I am trying to find the crc that works with the following results. The byte string consists of 2 bytes (ie. 0xCE1E) and the crc is an single byte (ie. 0x03)
byte crc CE1E 03 CE20 45 CE22 6F 0000 C0 0001 D4 FFFF 95
Can anyone help?
I am trying to find the crc that works with the following results. The byte string consists of 2 bytes (ie. 0xCE1E) and the crc is an single byte (ie. 0x03) byte crc CE1E 03 CE20 45 CE22 6F 0000 C0 0001 D4 FFFF 95 Can anyone help? 

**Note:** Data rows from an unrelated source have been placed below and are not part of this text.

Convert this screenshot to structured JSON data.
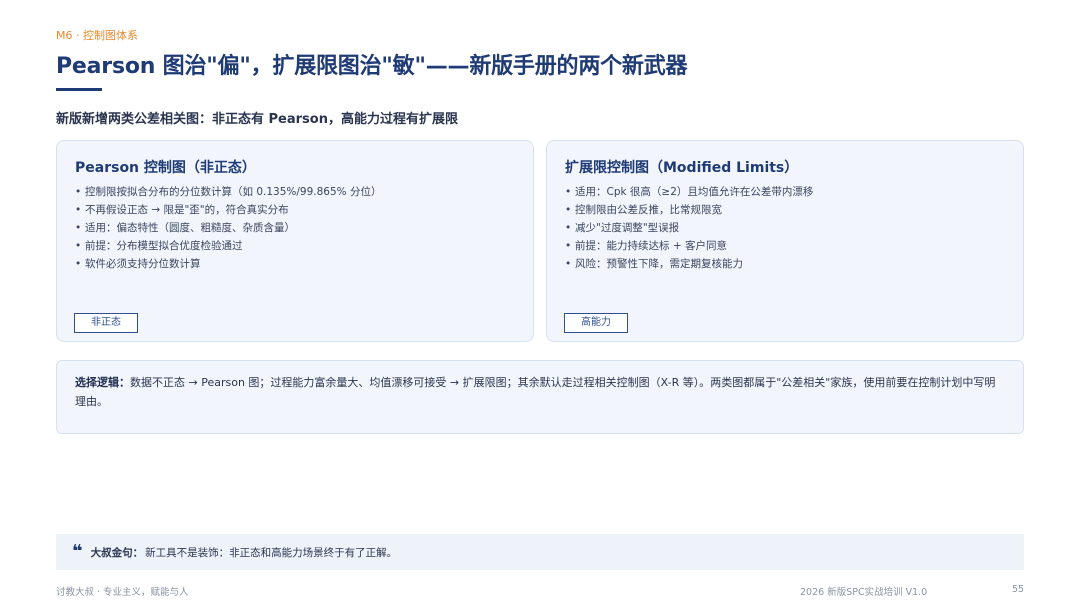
{
  "header": {
    "kicker": "M6 · 控制图体系",
    "title": "Pearson 图治\"偏\"，扩展限图治\"敏\"——新版手册的两个新武器",
    "subtitle": "新版新增两类公差相关图：非正态有 Pearson，高能力过程有扩展限"
  },
  "cards": [
    {
      "title": "Pearson 控制图（非正态）",
      "bullets": [
        "控制限按拟合分布的分位数计算（如 0.135%/99.865% 分位）",
        "不再假设正态 → 限是\"歪\"的，符合真实分布",
        "适用：偏态特性（圆度、粗糙度、杂质含量）",
        "前提：分布模型拟合优度检验通过",
        "软件必须支持分位数计算"
      ],
      "tag": "非正态"
    },
    {
      "title": "扩展限控制图（Modified Limits）",
      "bullets": [
        "适用：Cpk 很高（≥2）且均值允许在公差带内漂移",
        "控制限由公差反推，比常规限宽",
        "减少\"过度调整\"型误报",
        "前提：能力持续达标 + 客户同意",
        "风险：预警性下降，需定期复核能力"
      ],
      "tag": "高能力"
    }
  ],
  "logic": {
    "label": "选择逻辑：",
    "text": "数据不正态 → Pearson 图；过程能力富余量大、均值漂移可接受 → 扩展限图；其余默认走过程相关控制图（X-R 等）。两类图都属于\"公差相关\"家族，使用前要在控制计划中写明理由。"
  },
  "quote": {
    "icon": "quote-icon",
    "label": "大叔金句：",
    "text": "新工具不是装饰：非正态和高能力场景终于有了正解。"
  },
  "footer": {
    "left": "讨教大叔 · 专业主义，赋能与人",
    "center": "2026 新版SPC实战培训 V1.0",
    "page": "55"
  },
  "colors": {
    "accent": "#1f3b75",
    "kicker": "#e8892b",
    "card_bg": "#f2f6fc"
  }
}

Assuming they are two byte (16 bit) values, I've tried a few on some online CRC generators without getting your results. So it looks like it's not a commonly used CRC algorithm. Do you have any clues about the likely algorithm? Or is this a homework assignment and you're supposed to reverseengineer the CRC algorithm/parameters? Summary: more information needed. 


First, 4 hex digits aren't 4 bytes. Since all your examples show 4 hex digits  2 bytes  I'll assume you mean 2 bytes. There are only 65,536 distinct hash values, here's what you do. Execute the hash function for all 65,536 values from 0000 to FFFF. Tabulate the results. That table is the function. It maps input value to output value. While lame, it's always correct, it's not terribly big (65K bytes), and it's really fast after you've done the calculation. You can't reverse engineer hash functions very easily. The good ones are sophisticated state machines that use all of the input bits in some "fair" way so that the output values are dramatically different for input values that differ by only a few bits. If you compare 0000 with 0001, 0002, 0004, 0008, 0010, 0020, 0040, 0080, 0100, 0200, 0400, 0800, 1000, 2000, 4000 and 8000, you might be able to figure out what each bit contributes to the hash. But I doubt it. 


http://www.geocities.com/SiliconValley/Pines/8659/crc.htm#r2 It looks to my inexperienced eyes that you will have to implement a general crc algorithm and try it out with several polys (try the "popular" ones mentioned in that article first). edit: after further reading, it seems that you have to take into account reverse polys too. 


A CRC is simply division, just like you learn longhand division in grade school except that add and subtract are replaced with XOR. So what you need to do is solve the following equations in GF(2):
There is no polynomial p for which 0000%p = c0. (0 modulo p is 0 for all values of p.) So maybe it's (x+input) % p = crc. In your case, x must be c0. If that's true, then (x+0001)%p must be c1. Looks like it isn't a CRC at all. If you're determined and you believe that the answer is linear, make a matrix of zeroes and ones that is invertible and solve the set of equations that arises from your matrix times input = output. You'll need more inputs, though.